“The millennials we surveyed and interviewed rated ‘passion’ as a top priority because purpose is more important to this generation than the previous two,” Miki Reilly-Howe, Managing Director of Department26, told Ladders. “Boomers were mostly concerned with being ‘good providers’ … In contrast, Millennials want to make an impact.”
Here’s how long millennials plan to stick around at work
The research makes it clear that not all millennials plan to change jobs as much as you might think. When accepting a new position, 50% of millennials plan to be there for five or more years, compared to 30% who say three to five years, 16% who say one to two years, and 4% who say one year.
“Though millennials have a reputation for job-hopping, it’s clear that’s not their intention,” Reilly-Howe told Ladders. “They want nothing more than to find the right place and stay put for a few years. They leave when they feel they aren’t valued.”

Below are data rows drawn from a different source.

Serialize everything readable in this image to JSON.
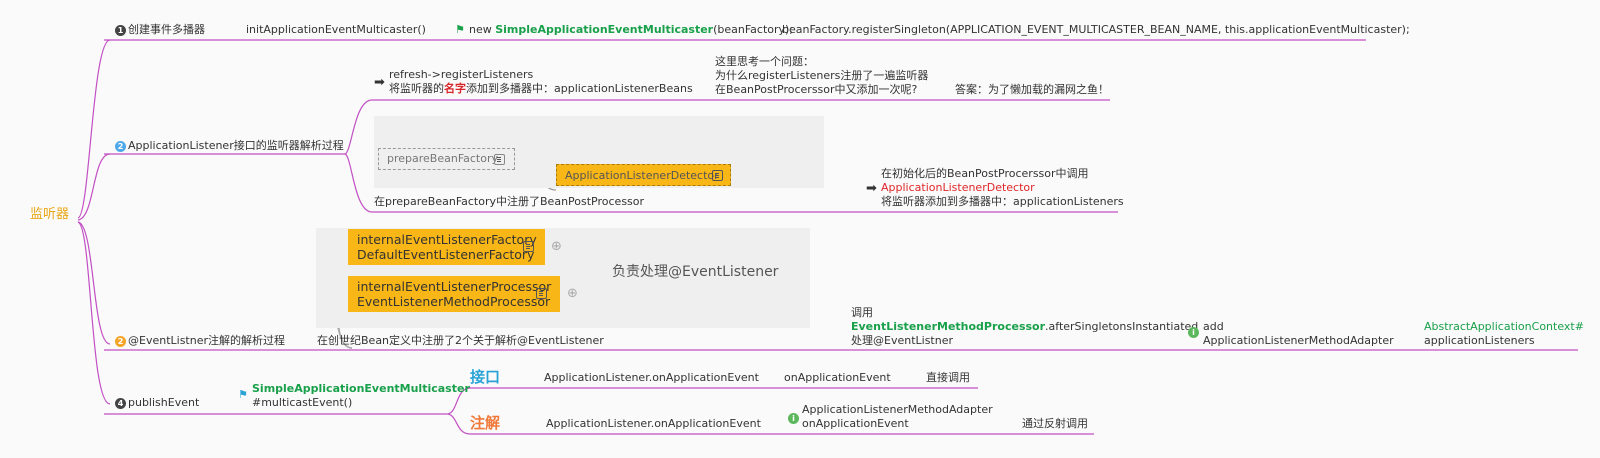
{
  "root": {
    "label": "监听器"
  },
  "b1": {
    "num": "1",
    "label": "创建事件多播器",
    "c1": "initApplicationEventMulticaster()",
    "c2_prefix": "new ",
    "c2_class": "SimpleApplicationEventMulticaster",
    "c2_suffix": "(beanFactory);",
    "c3": "beanFactory.registerSingleton(APPLICATION_EVENT_MULTICASTER_BEAN_NAME, this.applicationEventMulticaster);"
  },
  "b2": {
    "num": "2",
    "label": "ApplicationListener接口的监听器解析过程",
    "r1_line1": "refresh->registerListeners",
    "r1_line2_a": "将监听器的",
    "r1_line2_b": "名字",
    "r1_line2_c": "添加到多播器中：applicationListenerBeans",
    "q1": "这里思考一个问题：",
    "q2": "为什么registerListeners注册了一遍监听器",
    "q3": "在BeanPostProcerssor中又添加一次呢?",
    "answer": "答案：为了懒加载的漏网之鱼！",
    "node_prepare": "prepareBeanFactory",
    "node_detector": "ApplicationListenerDetector",
    "r2_label": "在prepareBeanFactory中注册了BeanPostProcessor",
    "r2_c1": "在初始化后的BeanPostProcerssor中调用",
    "r2_c2": "ApplicationListenerDetector",
    "r2_c3": "将监听器添加到多播器中：applicationListeners"
  },
  "b3": {
    "num": "2",
    "label": "@EventListner注解的解析过程",
    "n1_l1": "internalEventListenerFactory",
    "n1_l2": "DefaultEventListenerFactory",
    "n2_l1": "internalEventListenerProcessor",
    "n2_l2": "EventListenerMethodProcessor",
    "summary": "负责处理@EventListener",
    "r_label": "在创世纪Bean定义中注册了2个关于解析@EventListener",
    "c1_l1": "调用",
    "c1_l2_a": "EventListenerMethodProcessor",
    "c1_l2_b": ".afterSingletonsInstantiated",
    "c1_l3": "处理@EventListner",
    "c2_l1": "add",
    "c2_l2": "ApplicationListenerMethodAdapter",
    "c3_l1": "AbstractApplicationContext#",
    "c3_l2": "applicationListeners"
  },
  "b4": {
    "num": "4",
    "label": "publishEvent",
    "c1_l1": "SimpleApplicationEventMulticaster",
    "c1_l2": "#multicastEvent()",
    "k1": "接口",
    "k1_c1": "ApplicationListener.onApplicationEvent",
    "k1_c2": "onApplicationEvent",
    "k1_c3": "直接调用",
    "k2": "注解",
    "k2_c1": "ApplicationListener.onApplicationEvent",
    "k2_c2_l1": "ApplicationListenerMethodAdapter",
    "k2_c2_l2": "onApplicationEvent",
    "k2_c3": "通过反射调用"
  },
  "colors": {
    "branch": "#c24fc4",
    "gold": "#f9b617",
    "green": "#19a04a",
    "red": "#e0262a",
    "blue": "#29a3d6",
    "orange": "#f07a3a"
  }
}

This can manifest in a number of ways, she said: “If they aren’t offered some freedom and flexibility after clearly performing in their role, they can feel slighted. If leadership doesn’t communicate a larger vision, millennial workers feel like they don’t have purpose. If their expectations aren’t met, like for a promotion, they lose steam.”
Looking for a promotion? These young workers are
The research found that when becoming part of an organization, 51% of millennials expect to get a promotion within one to two years.
A survey Ladders did with SurveyMonkey last year similarly showed that 80% of millennials desired to move up the ladder during their first two years at a company.
3 ways managers and employers can support millennials
They can take these steps.
Take them seriously
Don’t write these young people off.
“As millennials find their foothold in the workplace, the companies that stand to benefit most from this generation will be those that both acknowledge and embrace their unique challenges, expectations, and values. Retaining younger employees means taking a look in the mirror in order to understand the real meaning behind the business. Thoughtful transparency and a well-articulated vision of the future will not only quiet millennial anxiety, but also ensure they’re aligned and enrolled in the work at hand,” the report says.
Provide training opportunities
You should give young workers chances to prove their talent on their own, but that doesn’t mean a little bit of training can’t go a long way.
In fact, training them in advances in their field and exposing them to the latest technology as part of their work can benefit them both now and in the future.
Building in opportunities for professional growth could also make it easier for young workers to get the work experience they need down the line.
Mentor them and hear them out
Take some time out of your schedule to listen to and mentor millennials. Instead of treating each young person as a number, or jumping to conclusions about how entitled you think they act, evaluate their perspectives and goals first.
You might be surprised by how they see or do things, but the new energy can help move your team in a new direction.